The Mets didn’t see the postseason again until 1986, when they won the NLDS over Houston – the Astros were still National Leaguers then – in that legendary Game 6, 16-inning extravaganza with a 7-6 victory. They avoided what could have been a more disconcerting Game 7 elimination game with Astros Ace Mike Scott lurking in the wings for that face-off.
And all Mets fans of a certain age still remember every pitch of that exciting seven-game World Series against the Red Sox, when the Mets won two elimination games.
First, there was that historic comeback in Game 6, and then they won their second golden trophy with a Game 7 win after falling behind early, 3-0. Eight runs over the sixth, seventh, and eighth innings led to the champagne party with an 8-5 victory.
In 1988, the Mets lost their Game 7 NLCS elimination game against the Dodgers in Los Angeles, 6-0.
It was just over another decade before the Mets felt the pressure of October baseball once more when Bobby Valentine’s troops faced the Arizona Diamondbacks in the 1999 NLDS. The Mets never needed Game 5, as Todd Pratt won the series with a home run off Arizona’s Matt Mantei in the bottom of the tenth in Game 4.
And although the Mets lost to the Braves in the NLCS, there was no elimination game as the Bravos bested the New Yorkers in six games.
But let us not forget what was truly an elimination event to get to the postseason in 1999. The Mets and Reds tied season records at 96-66, which necessitated a one-game playoff to get to the October tournament. Before MLB came up with their one-game Wild Card concept in recent years, this Game 163 might have been the inspiration for that concept.
Thanks to Al Leiter, who shutout the Reds on two hits, with seven strikeouts, the Mets were able to taste a couple of sips of champagne before that ill-fated journey to Atlanta. Mets won that one, 5-0.
In 2000, on their way to the Fall Classic, the Mets avoided elimination games while taking the NLDS over San Francisco in four games and the NLCS over St. Louis in five games.
As for that Subway Series against the Yankees, the Mets certainly wished they lasted as long as an elimination game, and maybe those circumstances might have been different, but they lost to the Yanks in five games.
Six years later, the Mets swept the Dodgers out of the NLDS in three games, but lost an elimination game to the Cardinals in the NLCS after Carlos Beltran glued his bat to his shoulder while facing Adam Wainwright.
Their next and most recent appearance in baseball’s signature event came in 2015, when the Mets won an elimination game against the Dodgers in the NLDS, 3-2. It was the Year of Daniel Murphy, who was bestowed with the series MVP and who banged in two runs with a double and homer that night.
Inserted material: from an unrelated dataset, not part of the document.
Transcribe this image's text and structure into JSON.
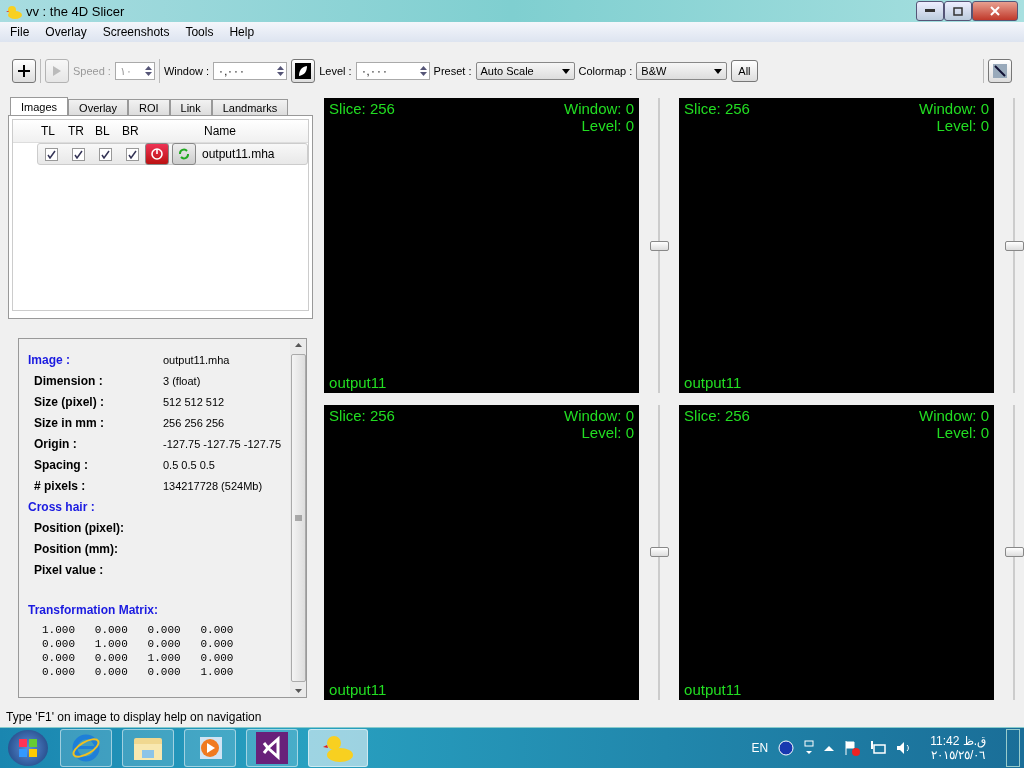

The Mets swept the Cubs in the NLCS, four games to zip, but then lost to the Royals in five games in the World Series.
That leaves that one game Wild Card showdown with the Giants in ’16. But it was one and done for the Mets when Madison Bumgarner shut them out at Citi Field, 3-0.
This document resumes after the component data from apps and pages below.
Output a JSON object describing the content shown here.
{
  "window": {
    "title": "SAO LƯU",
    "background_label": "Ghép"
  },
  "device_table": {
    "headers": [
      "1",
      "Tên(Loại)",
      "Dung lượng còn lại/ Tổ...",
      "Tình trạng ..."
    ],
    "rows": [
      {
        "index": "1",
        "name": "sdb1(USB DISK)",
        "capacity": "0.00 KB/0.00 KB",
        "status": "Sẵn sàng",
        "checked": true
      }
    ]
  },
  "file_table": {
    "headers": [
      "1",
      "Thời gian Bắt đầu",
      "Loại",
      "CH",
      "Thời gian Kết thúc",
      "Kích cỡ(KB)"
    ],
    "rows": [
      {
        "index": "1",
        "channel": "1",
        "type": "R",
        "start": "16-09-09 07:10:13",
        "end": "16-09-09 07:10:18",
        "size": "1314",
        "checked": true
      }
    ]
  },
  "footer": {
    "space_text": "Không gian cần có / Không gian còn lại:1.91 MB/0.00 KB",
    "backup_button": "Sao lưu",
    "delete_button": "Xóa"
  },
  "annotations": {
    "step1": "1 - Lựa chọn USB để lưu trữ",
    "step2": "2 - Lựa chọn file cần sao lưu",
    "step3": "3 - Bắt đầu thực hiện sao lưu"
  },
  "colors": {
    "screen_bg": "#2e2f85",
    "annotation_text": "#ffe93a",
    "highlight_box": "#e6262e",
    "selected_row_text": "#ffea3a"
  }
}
So what does alllllll of this mean when the Mets faced the Padres in Game 3 in the rubber game of their Wild Card Series? Nothing. Not a darn thing.
The players are different. The pitchers are certainly different. Management is different. The ballparks are sometimes different. And even the fans, for the most part, are different.
But it’s a funny thing about baseball. More so than any other sport, the game is measured by what happens today combined with everything that happened in the past.
It’s just perspective. Fascinating tidbits to ponder.
Ponder away. And enjoy the games.